— DATA RECORDS —
**********

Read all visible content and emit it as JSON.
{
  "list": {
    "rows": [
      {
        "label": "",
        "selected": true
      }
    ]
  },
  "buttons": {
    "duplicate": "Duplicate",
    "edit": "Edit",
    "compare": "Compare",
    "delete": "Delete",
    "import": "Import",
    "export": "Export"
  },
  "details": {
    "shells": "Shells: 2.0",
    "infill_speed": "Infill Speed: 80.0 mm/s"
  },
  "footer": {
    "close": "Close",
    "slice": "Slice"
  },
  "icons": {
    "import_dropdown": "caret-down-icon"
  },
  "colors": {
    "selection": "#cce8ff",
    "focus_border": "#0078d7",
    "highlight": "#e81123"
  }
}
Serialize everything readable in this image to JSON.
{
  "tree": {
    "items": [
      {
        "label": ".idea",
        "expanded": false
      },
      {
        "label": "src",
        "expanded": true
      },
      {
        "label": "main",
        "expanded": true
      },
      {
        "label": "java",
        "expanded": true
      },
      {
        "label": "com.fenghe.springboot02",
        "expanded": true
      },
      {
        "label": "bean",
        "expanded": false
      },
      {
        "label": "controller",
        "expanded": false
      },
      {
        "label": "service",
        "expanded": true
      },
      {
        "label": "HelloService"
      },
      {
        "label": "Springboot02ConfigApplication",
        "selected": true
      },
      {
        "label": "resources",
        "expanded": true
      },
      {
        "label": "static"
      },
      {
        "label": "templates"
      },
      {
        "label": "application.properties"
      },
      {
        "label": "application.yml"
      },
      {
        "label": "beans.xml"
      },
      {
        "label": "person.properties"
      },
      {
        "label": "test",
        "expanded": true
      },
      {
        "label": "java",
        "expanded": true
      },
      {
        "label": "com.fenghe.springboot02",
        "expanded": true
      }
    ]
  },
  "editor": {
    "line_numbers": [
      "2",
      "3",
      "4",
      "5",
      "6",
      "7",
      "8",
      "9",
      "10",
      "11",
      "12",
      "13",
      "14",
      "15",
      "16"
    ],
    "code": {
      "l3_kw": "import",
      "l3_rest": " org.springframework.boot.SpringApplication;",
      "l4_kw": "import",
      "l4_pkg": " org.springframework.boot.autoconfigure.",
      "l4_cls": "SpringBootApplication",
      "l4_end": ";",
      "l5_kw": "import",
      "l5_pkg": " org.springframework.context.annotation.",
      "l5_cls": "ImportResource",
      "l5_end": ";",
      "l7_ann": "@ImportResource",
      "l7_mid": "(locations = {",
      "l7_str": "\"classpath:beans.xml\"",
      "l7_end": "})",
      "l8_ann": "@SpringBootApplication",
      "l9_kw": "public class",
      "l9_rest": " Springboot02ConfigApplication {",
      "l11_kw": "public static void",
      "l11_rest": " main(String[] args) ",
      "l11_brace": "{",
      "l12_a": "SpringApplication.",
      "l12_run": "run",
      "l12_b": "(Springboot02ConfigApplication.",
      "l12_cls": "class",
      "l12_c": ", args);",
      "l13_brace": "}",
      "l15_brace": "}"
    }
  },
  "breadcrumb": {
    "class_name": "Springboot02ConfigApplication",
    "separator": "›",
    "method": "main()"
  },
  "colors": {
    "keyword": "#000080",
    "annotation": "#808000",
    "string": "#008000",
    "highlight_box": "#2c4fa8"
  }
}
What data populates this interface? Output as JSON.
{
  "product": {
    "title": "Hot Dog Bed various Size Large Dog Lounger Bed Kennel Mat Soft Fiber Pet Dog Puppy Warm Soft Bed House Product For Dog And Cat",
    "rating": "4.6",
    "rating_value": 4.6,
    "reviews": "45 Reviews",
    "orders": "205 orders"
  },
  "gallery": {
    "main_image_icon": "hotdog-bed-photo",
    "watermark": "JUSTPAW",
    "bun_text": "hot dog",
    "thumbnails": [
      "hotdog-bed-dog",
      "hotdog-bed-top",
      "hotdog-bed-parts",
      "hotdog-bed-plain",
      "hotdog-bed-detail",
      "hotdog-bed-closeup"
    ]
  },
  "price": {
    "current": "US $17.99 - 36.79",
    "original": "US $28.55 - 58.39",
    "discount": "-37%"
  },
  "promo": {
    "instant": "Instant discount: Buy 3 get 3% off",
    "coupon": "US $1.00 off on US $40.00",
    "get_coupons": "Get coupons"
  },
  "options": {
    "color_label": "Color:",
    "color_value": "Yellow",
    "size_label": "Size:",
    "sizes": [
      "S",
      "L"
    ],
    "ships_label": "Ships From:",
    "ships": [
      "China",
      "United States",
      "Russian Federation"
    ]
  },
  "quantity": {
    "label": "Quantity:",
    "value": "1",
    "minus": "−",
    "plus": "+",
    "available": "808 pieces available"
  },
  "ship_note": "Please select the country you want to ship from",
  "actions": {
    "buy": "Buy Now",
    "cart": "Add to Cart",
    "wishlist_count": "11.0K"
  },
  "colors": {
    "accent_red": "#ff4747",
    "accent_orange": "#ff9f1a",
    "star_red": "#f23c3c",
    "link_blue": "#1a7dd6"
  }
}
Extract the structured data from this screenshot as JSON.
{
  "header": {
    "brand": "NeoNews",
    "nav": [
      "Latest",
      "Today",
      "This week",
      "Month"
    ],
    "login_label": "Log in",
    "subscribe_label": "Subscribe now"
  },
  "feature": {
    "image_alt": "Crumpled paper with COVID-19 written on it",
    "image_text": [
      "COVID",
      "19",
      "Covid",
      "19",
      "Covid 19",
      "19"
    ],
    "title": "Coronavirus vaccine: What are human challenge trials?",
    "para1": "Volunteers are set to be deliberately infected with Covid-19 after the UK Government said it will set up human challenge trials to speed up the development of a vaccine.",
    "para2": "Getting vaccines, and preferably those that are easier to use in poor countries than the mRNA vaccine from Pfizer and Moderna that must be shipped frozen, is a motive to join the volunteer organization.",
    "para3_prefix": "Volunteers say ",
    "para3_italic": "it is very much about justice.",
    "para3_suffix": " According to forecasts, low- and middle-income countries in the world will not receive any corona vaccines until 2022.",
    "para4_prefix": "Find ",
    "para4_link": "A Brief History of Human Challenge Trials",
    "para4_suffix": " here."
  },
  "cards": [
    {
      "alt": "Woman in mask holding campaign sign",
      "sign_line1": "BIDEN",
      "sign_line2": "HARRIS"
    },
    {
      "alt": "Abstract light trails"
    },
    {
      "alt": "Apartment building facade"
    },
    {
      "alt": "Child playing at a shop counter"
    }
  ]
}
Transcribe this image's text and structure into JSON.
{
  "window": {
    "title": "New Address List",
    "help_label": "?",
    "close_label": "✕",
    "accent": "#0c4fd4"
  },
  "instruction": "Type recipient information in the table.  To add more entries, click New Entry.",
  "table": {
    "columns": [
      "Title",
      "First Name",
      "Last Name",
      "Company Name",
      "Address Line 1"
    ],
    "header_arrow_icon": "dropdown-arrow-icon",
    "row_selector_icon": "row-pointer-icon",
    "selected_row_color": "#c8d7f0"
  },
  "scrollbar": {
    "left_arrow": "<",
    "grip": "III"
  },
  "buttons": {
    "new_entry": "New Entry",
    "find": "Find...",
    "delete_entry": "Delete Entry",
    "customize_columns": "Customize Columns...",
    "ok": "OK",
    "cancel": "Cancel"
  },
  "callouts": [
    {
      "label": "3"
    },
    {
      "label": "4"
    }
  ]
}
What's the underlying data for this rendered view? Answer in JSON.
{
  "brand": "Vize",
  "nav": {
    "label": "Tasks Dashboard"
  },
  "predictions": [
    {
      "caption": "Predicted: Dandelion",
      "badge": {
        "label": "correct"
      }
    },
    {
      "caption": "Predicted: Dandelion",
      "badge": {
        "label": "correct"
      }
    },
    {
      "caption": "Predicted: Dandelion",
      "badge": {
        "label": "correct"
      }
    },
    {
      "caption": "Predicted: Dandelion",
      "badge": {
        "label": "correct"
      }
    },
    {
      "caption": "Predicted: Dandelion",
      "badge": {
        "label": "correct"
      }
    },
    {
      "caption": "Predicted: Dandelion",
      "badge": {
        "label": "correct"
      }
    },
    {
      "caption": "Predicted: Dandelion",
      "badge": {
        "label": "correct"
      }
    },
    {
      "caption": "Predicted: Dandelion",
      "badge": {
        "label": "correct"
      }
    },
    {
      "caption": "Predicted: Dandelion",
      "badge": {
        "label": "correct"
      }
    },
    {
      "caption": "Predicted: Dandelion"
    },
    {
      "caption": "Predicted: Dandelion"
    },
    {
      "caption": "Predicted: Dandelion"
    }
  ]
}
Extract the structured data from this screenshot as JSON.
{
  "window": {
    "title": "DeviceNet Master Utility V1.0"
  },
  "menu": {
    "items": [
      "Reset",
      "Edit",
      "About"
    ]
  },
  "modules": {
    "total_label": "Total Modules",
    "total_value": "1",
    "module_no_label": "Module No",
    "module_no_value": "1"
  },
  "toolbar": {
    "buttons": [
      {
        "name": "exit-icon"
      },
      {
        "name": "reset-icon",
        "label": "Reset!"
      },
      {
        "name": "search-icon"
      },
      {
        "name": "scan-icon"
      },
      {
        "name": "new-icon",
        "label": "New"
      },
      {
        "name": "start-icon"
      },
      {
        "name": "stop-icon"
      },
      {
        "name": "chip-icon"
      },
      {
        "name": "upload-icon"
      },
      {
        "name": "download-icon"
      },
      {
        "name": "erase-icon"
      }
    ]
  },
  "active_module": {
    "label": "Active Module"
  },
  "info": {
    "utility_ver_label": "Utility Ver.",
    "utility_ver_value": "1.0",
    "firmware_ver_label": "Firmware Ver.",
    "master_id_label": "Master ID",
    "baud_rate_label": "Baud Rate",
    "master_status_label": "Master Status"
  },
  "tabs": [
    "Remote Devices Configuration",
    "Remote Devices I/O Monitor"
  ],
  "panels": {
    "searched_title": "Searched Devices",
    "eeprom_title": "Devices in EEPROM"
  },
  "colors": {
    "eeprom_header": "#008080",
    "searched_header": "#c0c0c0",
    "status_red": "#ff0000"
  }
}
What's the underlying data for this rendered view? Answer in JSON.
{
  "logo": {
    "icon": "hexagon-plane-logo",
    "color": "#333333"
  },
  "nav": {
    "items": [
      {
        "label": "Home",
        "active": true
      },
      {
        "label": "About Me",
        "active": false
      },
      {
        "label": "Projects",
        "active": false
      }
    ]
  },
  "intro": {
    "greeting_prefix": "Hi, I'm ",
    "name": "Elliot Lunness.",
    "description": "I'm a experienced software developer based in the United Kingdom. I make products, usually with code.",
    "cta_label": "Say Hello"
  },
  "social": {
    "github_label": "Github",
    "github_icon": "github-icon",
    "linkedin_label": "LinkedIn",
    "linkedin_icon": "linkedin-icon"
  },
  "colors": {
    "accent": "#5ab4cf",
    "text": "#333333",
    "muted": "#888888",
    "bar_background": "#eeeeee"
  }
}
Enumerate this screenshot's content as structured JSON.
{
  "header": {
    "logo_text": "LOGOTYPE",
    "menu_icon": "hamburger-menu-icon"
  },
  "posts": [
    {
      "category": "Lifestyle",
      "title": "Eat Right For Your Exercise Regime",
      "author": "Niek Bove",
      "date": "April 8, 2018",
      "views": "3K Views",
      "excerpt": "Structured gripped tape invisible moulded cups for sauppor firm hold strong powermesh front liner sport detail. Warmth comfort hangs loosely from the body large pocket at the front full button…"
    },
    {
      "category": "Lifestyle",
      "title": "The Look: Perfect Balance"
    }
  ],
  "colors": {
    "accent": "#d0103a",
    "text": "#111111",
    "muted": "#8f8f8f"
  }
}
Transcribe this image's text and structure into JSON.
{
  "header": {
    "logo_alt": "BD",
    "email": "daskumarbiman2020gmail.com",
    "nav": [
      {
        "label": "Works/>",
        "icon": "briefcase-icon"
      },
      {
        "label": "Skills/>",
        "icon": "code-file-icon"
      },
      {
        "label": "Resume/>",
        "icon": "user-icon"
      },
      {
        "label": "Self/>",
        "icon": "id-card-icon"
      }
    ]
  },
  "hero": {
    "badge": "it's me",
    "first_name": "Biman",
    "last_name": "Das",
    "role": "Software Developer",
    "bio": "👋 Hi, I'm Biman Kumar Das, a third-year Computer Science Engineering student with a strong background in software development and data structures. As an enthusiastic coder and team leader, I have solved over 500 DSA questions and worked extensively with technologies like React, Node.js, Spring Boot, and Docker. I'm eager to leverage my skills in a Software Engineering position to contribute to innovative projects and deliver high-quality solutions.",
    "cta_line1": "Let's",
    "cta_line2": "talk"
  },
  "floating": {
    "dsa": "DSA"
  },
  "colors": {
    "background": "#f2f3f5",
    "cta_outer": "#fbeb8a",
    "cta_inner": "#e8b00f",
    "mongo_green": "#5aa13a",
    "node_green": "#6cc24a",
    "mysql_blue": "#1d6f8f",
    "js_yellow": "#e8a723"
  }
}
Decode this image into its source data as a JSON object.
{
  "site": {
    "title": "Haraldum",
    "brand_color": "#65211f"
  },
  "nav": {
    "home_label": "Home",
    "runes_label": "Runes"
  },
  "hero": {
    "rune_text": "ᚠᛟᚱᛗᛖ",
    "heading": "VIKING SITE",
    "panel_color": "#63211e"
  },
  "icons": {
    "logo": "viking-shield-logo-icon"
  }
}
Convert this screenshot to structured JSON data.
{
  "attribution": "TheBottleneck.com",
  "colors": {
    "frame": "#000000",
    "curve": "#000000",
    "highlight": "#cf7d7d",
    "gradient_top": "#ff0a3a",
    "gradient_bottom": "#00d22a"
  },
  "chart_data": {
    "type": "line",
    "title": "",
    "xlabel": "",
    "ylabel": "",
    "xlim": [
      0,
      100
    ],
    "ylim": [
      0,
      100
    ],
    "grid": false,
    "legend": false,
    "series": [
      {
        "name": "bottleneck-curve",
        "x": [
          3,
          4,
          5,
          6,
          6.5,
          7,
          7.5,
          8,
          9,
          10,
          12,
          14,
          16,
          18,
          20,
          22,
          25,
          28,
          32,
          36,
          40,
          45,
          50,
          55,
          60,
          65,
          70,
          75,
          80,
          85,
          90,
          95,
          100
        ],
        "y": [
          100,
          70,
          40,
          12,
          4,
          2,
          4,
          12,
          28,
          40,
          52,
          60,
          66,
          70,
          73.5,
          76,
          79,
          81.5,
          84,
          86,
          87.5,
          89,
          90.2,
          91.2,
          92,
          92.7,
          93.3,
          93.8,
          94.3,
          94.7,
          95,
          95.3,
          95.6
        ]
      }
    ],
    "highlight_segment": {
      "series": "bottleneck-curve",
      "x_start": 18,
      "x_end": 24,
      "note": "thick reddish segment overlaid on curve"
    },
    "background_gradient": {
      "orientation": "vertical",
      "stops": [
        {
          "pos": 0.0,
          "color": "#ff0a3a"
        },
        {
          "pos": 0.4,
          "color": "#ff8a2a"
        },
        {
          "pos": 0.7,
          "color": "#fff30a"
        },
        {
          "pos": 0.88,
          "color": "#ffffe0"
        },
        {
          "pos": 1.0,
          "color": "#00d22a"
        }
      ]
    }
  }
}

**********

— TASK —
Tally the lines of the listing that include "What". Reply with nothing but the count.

— RESULT —
4